In 1988, two Command buses were fitted by the Brooklyn Union Gas Company with engines which operated on compressed natural gas (CNG).[2][3] By the mid-1990s, many of the buses operated by Command ran on CNG.[4]

Bus routes[edit]

A Command Bus bus before takeover by MTA Bus. This bus became MTA Bus 744.

Command operated the following routes, which after the MTA takeover continued to be operated out of the Spring Creek Bus Depot:[5]

Brooklyn local
  • B100 Kings Highway station, via Fillmore Av - Mill Basin Local
  • B103 Canarsie - Downtown Brooklyn Limited Stop Service (Formerly Downtown Brooklyn Express before MTA Bus)
Brooklyn-Manhattan express
  • BM-1 Mill Basin/Bergen Beach - Manhattan Express
  • BM-2 Canarsie - Manhattan Express,
  • BM-2S Starrett City - Manhattan Express, via Flatlands Av
  • BM-3 Kingsbay - Manhattan Express
  • BM-4 Gerritsen Beach - Manhattan Express (Formerly operated by Erin Tours until end of 1989)
  • BQM-1 (Now BM-5) East New York, Spring Creek/Starrett City - Manhattan Express

In the mid-1990s, Command operated "Gotham Flyer" service, using unfilled buses to carry express passengers between Midtown and Wall Street.


  • 1986 GM RTS-04/06
  • 1988-89 MCI Classic TC40-102A
  • 1994 TMC RTS-06 CNG
  • 1998 ORION V CNG


  1. ^ "Green Bus Lines, Inc., Triboro Coach Corporation, Jamaica Central Railways, Inc". GTJ Reit, Inc. February 9, 2007. Retrieved January 2, 2016. 
  2. ^ Wald, Matthew L. Wald (July 8, 1988). "2 BUSES TO RUN ON NATURAL GAS IN EXPERIMENT". The New York Times.
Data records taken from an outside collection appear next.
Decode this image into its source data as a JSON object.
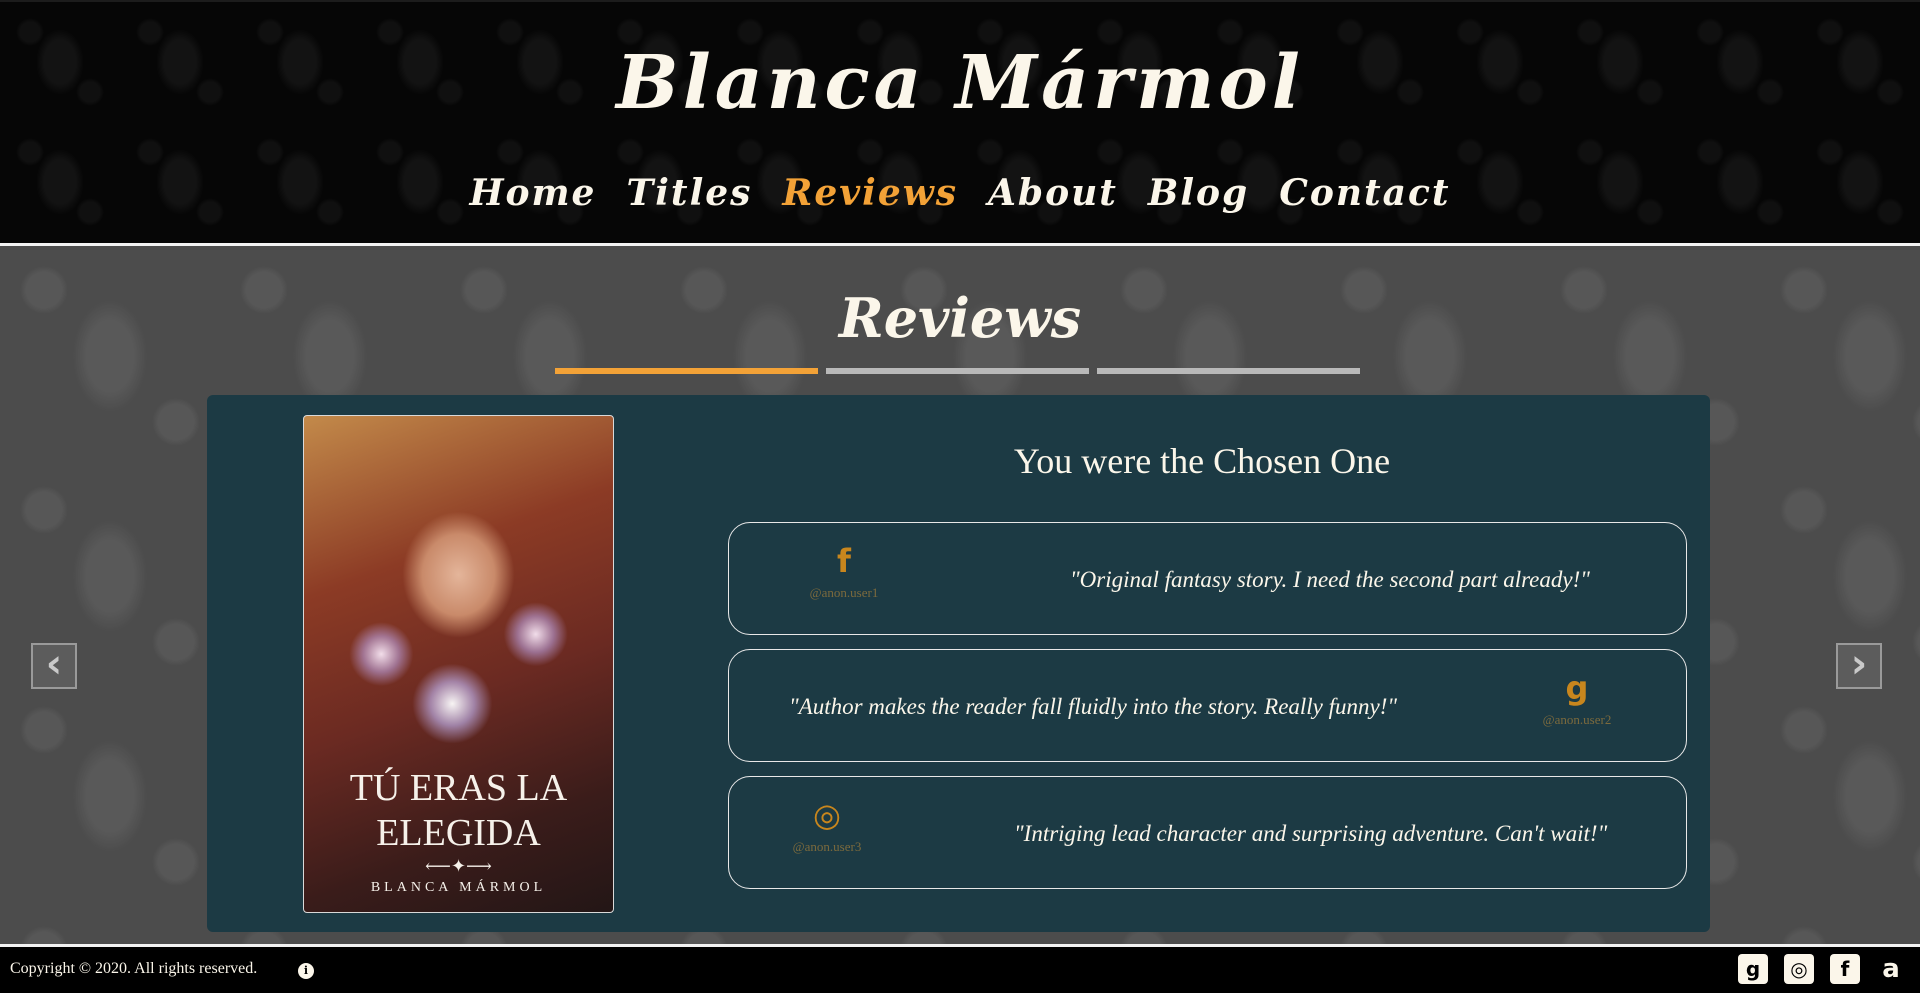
{
  "header": {
    "site_title": "Blanca Mármol",
    "nav": [
      "Home",
      "Titles",
      "Reviews",
      "About",
      "Blog",
      "Contact"
    ],
    "active_nav": "Reviews"
  },
  "main": {
    "section_title": "Reviews",
    "carousel": {
      "slide_count": 3,
      "active_index": 0,
      "prev_icon": "chevron-left-icon",
      "next_icon": "chevron-right-icon"
    },
    "book": {
      "title": "You were the Chosen One",
      "cover": {
        "title": "TÚ ERAS LA\nELEGIDA",
        "author": "BLANCA MÁRMOL"
      }
    },
    "reviews": [
      {
        "icon": "facebook-icon",
        "glyph": "f",
        "user": "@anon.user1",
        "quote": "\"Original fantasy story. I need the second part already!\""
      },
      {
        "icon": "goodreads-icon",
        "glyph": "g",
        "user": "@anon.user2",
        "quote": "\"Author makes the reader fall fluidly into the story. Really funny!\""
      },
      {
        "icon": "instagram-icon",
        "glyph": "◎",
        "user": "@anon.user3",
        "quote": "\"Intriging lead character and surprising adventure. Can't wait!\""
      }
    ]
  },
  "footer": {
    "copyright": "Copyright © 2020. All rights reserved.",
    "info_glyph": "i",
    "socials": [
      {
        "icon": "goodreads-icon",
        "glyph": "g"
      },
      {
        "icon": "instagram-icon",
        "glyph": "◎"
      },
      {
        "icon": "facebook-icon",
        "glyph": "f"
      },
      {
        "icon": "amazon-icon",
        "glyph": "a"
      }
    ]
  },
  "colors": {
    "accent": "#f3a237",
    "card_bg": "#1c3a44",
    "icon_gold": "#c8861d",
    "text_light": "#fbf6ea"
  }
}
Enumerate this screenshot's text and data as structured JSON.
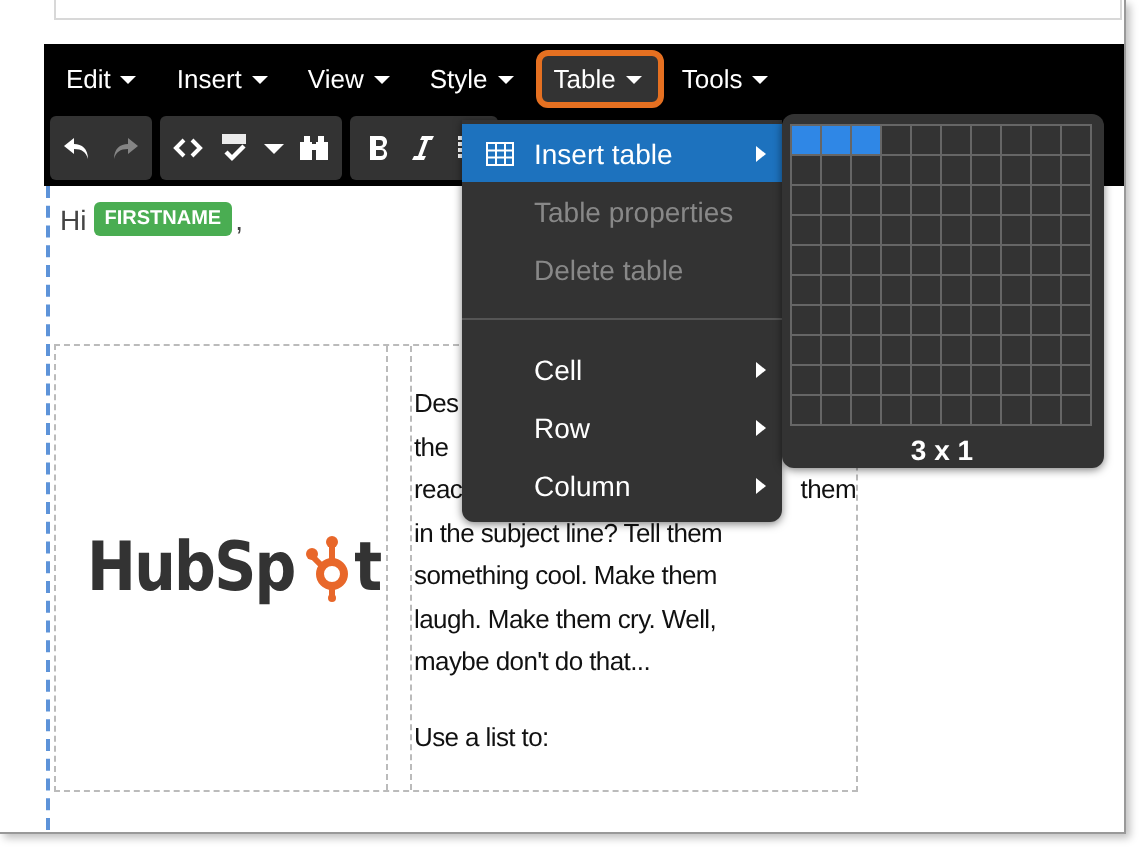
{
  "menubar": [
    {
      "label": "Edit",
      "selected": false
    },
    {
      "label": "Insert",
      "selected": false
    },
    {
      "label": "View",
      "selected": false
    },
    {
      "label": "Style",
      "selected": false
    },
    {
      "label": "Table",
      "selected": true
    },
    {
      "label": "Tools",
      "selected": false
    }
  ],
  "toolbar": [
    {
      "buttons": [
        {
          "kind": "undo",
          "disabled": false
        },
        {
          "kind": "redo",
          "disabled": true
        }
      ]
    },
    {
      "buttons": [
        {
          "kind": "code",
          "disabled": false
        },
        {
          "kind": "spellcheck",
          "disabled": false
        },
        {
          "kind": "caret",
          "disabled": false
        },
        {
          "kind": "find",
          "disabled": false
        }
      ]
    },
    {
      "buttons": [
        {
          "kind": "bold"
        },
        {
          "kind": "italic"
        },
        {
          "kind": "align"
        }
      ]
    }
  ],
  "table_menu": {
    "items": [
      {
        "kind": "grid_item",
        "label": "Insert table",
        "selected": true,
        "disabled": false,
        "submenu": true
      },
      {
        "kind": "item",
        "label": "Table properties",
        "selected": false,
        "disabled": true,
        "submenu": false
      },
      {
        "kind": "item",
        "label": "Delete table",
        "selected": false,
        "disabled": true,
        "submenu": false
      },
      {
        "kind": "separator"
      },
      {
        "kind": "item",
        "label": "Cell",
        "selected": false,
        "disabled": false,
        "submenu": true
      },
      {
        "kind": "item",
        "label": "Row",
        "selected": false,
        "disabled": false,
        "submenu": true
      },
      {
        "kind": "item",
        "label": "Column",
        "selected": false,
        "disabled": false,
        "submenu": true
      }
    ]
  },
  "grid_picker": {
    "rows": [
      {
        "selected": [
          true,
          true,
          true,
          false,
          false,
          false,
          false,
          false,
          false,
          false
        ]
      },
      {
        "selected": [
          false,
          false,
          false,
          false,
          false,
          false,
          false,
          false,
          false,
          false
        ]
      },
      {
        "selected": [
          false,
          false,
          false,
          false,
          false,
          false,
          false,
          false,
          false,
          false
        ]
      },
      {
        "selected": [
          false,
          false,
          false,
          false,
          false,
          false,
          false,
          false,
          false,
          false
        ]
      },
      {
        "selected": [
          false,
          false,
          false,
          false,
          false,
          false,
          false,
          false,
          false,
          false
        ]
      },
      {
        "selected": [
          false,
          false,
          false,
          false,
          false,
          false,
          false,
          false,
          false,
          false
        ]
      },
      {
        "selected": [
          false,
          false,
          false,
          false,
          false,
          false,
          false,
          false,
          false,
          false
        ]
      },
      {
        "selected": [
          false,
          false,
          false,
          false,
          false,
          false,
          false,
          false,
          false,
          false
        ]
      },
      {
        "selected": [
          false,
          false,
          false,
          false,
          false,
          false,
          false,
          false,
          false,
          false
        ]
      },
      {
        "selected": [
          false,
          false,
          false,
          false,
          false,
          false,
          false,
          false,
          false,
          false
        ]
      }
    ],
    "size_label": "3 x 1"
  },
  "content": {
    "greeting": "Hi",
    "merge_tag": "FIRSTNAME",
    "punctuation": ",",
    "logo": {
      "before": "HubSp",
      "after": "t"
    },
    "paragraphs": [
      {
        "lines": [
          [
            "Des"
          ],
          [
            "the"
          ],
          [
            "reac",
            "them"
          ],
          [
            "in the subject line? Tell them"
          ],
          [
            "something cool. Make them"
          ],
          [
            "laugh. Make them cry. Well,"
          ],
          [
            "maybe don't do that..."
          ]
        ]
      },
      {
        "lines": [
          [
            "Use a list to:"
          ]
        ]
      }
    ]
  }
}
Retrieved December 15, 2015. 
  3. ^ Eric A. Goldstein; Mark A. Izeman; Natural Resources Defense Council (1990). The New York Environment Book. Island Press. ISBN 978-1-55963-018-4. 
  4. ^ "Letter to Mayor Bloomberg RE: Natural Gas Buses". Transportation Alternatives. June 5, 2002. Retrieved December 15, 2015. 
  5. ^ "Internet Archive Wayback Machine". June 6, 2000. Archived from the original on September 13, 2002. 

External links[edit]